Page 937
Previous/Next Page
Federation and MeteorologyBureau of Meteorology
Table of Contents

Memories of the Bureau, 1946 to 1962





Chapter 1: The Warren Years, 1946 to 1950
Warren the Man
Warren Joins the Bureau
Wartime Perceptions and Attitudes
Return to Civvy Street
People in the Bureau
Re-establishing and Reorganising the Bureau
Reorganisation of Central Office
The Position of Chief Scientific Officer
Post-War Reorganisation
The Haldane Story
Public Weather Services
The New South Wales Divisional Office
The Victorian Divisional Office
The Queensland Divisional Office
The South Australian Divisional Office
The Western Australian Divisional Office
The Tasmanian Divisional Office
Pre-war Services for Civil Aviation
Post-War Meteorological Service for Aviation
Indian Ocean Survey Flight
The Aviation Field Staff
Synoptic Analysis, Prognosis and Forecasting
Antarctic and Southern Ocean Meteorology
A Wider Scientific Horizon
Research, Development and Special Investigations
Analysts' Conference, April 1950
Instruments and Observations
Radar Winds and Radar Weather Watch
Climate and Statistics
The Universities
Achievements of the Warren Years

Chapter 2: International Meteorology

Chapter 3: The Timcke Years, 1950 to 1955

Chapter 4: A Year at the Massachusetts Institute of Technology

Chapter 5: The Dwyer Years, 1955 to 1962

Chapter 6: A Springboard for the Future

Appendix 1: References

Appendix 2: Reports, Papers, Manuscripts

Appendix 3: Milestones

Appendix 4: Acknowledgements

Appendix 5: Summary by H. N. Warren of the Operation of the Meteorological Section of Allied Air Headquarters, Brisbane, 1942–45



Contact us

CSIRO (continued)

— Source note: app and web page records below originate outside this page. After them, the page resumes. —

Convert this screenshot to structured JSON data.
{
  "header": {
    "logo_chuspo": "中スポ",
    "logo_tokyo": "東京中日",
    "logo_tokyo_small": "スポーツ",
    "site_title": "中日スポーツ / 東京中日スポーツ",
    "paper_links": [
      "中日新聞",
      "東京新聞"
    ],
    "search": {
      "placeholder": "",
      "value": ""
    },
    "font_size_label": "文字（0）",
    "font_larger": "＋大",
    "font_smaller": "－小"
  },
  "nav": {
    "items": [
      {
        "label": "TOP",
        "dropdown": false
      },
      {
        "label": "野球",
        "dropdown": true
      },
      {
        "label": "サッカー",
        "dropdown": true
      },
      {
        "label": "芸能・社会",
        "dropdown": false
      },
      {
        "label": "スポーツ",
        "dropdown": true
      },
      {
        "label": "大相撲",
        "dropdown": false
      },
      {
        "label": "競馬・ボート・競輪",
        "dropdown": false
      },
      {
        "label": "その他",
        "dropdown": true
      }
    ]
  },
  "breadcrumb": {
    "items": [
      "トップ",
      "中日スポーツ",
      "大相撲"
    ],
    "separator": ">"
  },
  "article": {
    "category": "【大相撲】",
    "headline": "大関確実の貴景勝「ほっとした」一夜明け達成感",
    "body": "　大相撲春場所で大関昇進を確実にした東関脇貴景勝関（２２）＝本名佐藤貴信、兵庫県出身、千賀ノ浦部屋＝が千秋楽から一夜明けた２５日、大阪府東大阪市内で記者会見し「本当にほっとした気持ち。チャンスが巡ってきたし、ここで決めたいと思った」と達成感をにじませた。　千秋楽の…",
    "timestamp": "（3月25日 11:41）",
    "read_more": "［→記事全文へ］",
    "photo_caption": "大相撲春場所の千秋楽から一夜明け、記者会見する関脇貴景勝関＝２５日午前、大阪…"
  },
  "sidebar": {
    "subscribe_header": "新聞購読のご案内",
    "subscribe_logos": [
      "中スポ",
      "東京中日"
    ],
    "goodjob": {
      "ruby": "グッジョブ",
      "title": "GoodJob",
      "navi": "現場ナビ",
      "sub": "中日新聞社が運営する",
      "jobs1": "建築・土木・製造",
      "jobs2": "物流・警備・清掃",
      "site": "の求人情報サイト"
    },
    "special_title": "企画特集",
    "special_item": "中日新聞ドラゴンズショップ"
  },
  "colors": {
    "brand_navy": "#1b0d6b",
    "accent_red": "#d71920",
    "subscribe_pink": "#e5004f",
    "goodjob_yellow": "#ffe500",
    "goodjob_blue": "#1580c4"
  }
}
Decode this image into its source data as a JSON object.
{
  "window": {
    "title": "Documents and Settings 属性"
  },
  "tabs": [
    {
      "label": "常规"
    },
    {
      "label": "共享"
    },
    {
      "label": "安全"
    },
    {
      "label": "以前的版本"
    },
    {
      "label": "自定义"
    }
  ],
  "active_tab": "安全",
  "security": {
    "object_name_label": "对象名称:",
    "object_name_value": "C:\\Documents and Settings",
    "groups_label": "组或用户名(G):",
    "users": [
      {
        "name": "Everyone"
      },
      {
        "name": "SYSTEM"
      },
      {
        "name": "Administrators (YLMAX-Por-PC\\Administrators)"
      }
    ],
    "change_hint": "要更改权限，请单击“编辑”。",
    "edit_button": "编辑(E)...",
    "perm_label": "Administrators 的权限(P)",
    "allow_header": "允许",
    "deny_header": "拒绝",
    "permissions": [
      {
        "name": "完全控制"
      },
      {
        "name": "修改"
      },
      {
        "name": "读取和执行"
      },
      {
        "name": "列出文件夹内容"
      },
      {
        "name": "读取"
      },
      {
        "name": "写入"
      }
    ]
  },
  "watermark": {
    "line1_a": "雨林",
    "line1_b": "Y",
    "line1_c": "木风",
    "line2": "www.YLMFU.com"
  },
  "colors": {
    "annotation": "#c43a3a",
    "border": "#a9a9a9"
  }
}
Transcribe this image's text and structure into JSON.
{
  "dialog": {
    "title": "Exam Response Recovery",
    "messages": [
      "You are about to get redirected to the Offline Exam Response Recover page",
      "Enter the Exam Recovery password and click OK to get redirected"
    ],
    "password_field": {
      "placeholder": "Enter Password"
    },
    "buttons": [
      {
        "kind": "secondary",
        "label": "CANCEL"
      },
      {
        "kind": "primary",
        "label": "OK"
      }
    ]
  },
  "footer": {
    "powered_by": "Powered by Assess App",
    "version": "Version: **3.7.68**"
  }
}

Gardner (1997) has produced a valuable review of research in the Bureau. The title of his review, 'Stormy weather: a history of research in the Bureau of Meteorology' reflects what I believe is an over-emphasis of the sometimes intense differences of attitude between the Bureau and CSIR, particularly in Warren's post-war years from 1946 to 1950. I also have some different recollections of the Warren years from some of those described in Gardner's review but his account provides much useful information.

As Gardner reports (p 15), in April 1945 Dr E. G. (Taffy) Bowen wrote to Rivett proposing that CSIR should establish a Meteorological Research Section in Bowen's Radiophysics Laboratory in Sydney. Bowen indicated that there was little if any research being undertaken on seasonal forecasting, on the use of radar, on cloud physics and of super-refraction of radio waves.

Warren responded by organising a seasonal forecasting research unit to be located in the Meteorological Department of the University of Melbourne with Harry Treloar in charge. This was approved in August 1946.

This had two advantages for Warren. It emphasised his desire for the Bureau to be a scientific organisation and, at the same time, isolated Harry Treloar, whom Warren had found to be less than cooperative.

The upshot of Taffy Bowen's initiative was a consultation between Warren and CSIR's Assistant Executive Officer, Dr F. W. G. (Fred) White which resulted in an agreement that the Bureau should have responsibility for research directed towards improvement of the Bureau's scope of activities whilst CSIR should have responsibility for fundamental research in atmospheric physics.

The success of this agreement would depend upon the interpretation of where the dividing line between fundamental and applied research should lie.

Taffy Bowen continued to show an interest in matters meteorological and established a reputable cloud physics section in CSIR's Division of Radiophysics which gained an enviable scientific reputation. Taffy's personal involvement in meteorology did not match the contribution he had made to the development of radar in England during World War II.

His contributions to artificial stimulation of precipitation and to seasonal forecasting were much less significant. Two scientists in his Division, Pat Squires (a former member of the Bureau) and Eric Kraus carried out a remarkable experiment in cloud seeding over the Blue Mountains of New South Wales and produced a spectacular result. As we shall see in later chapters, Taffy made over-optimistic claims of the results of later cloud-seeding operations which caused some animated discussion between the Bureau and his Division.

People in Bright Sparcs - Bowen, Edward George (Taffy); Squires, Patrick; Treloar, Harry Mayne; Warren, Herbert Norman; White, Frederick William George

Previous Page Bureau of Meteorology Next Page

Gibbs, W. J. 1999 'A Very Special Family: Memories of the Bureau of Meteorology 1946 to 1962', Metarch Papers, No. 13 May 1999, Bureau of Meteorology

© Online Edition Australian Science and Technology Heritage Centre and Bureau of Meteorology 2001
Published by Australian Science and Technology Heritage Centre, using the Web Academic Resource Publisher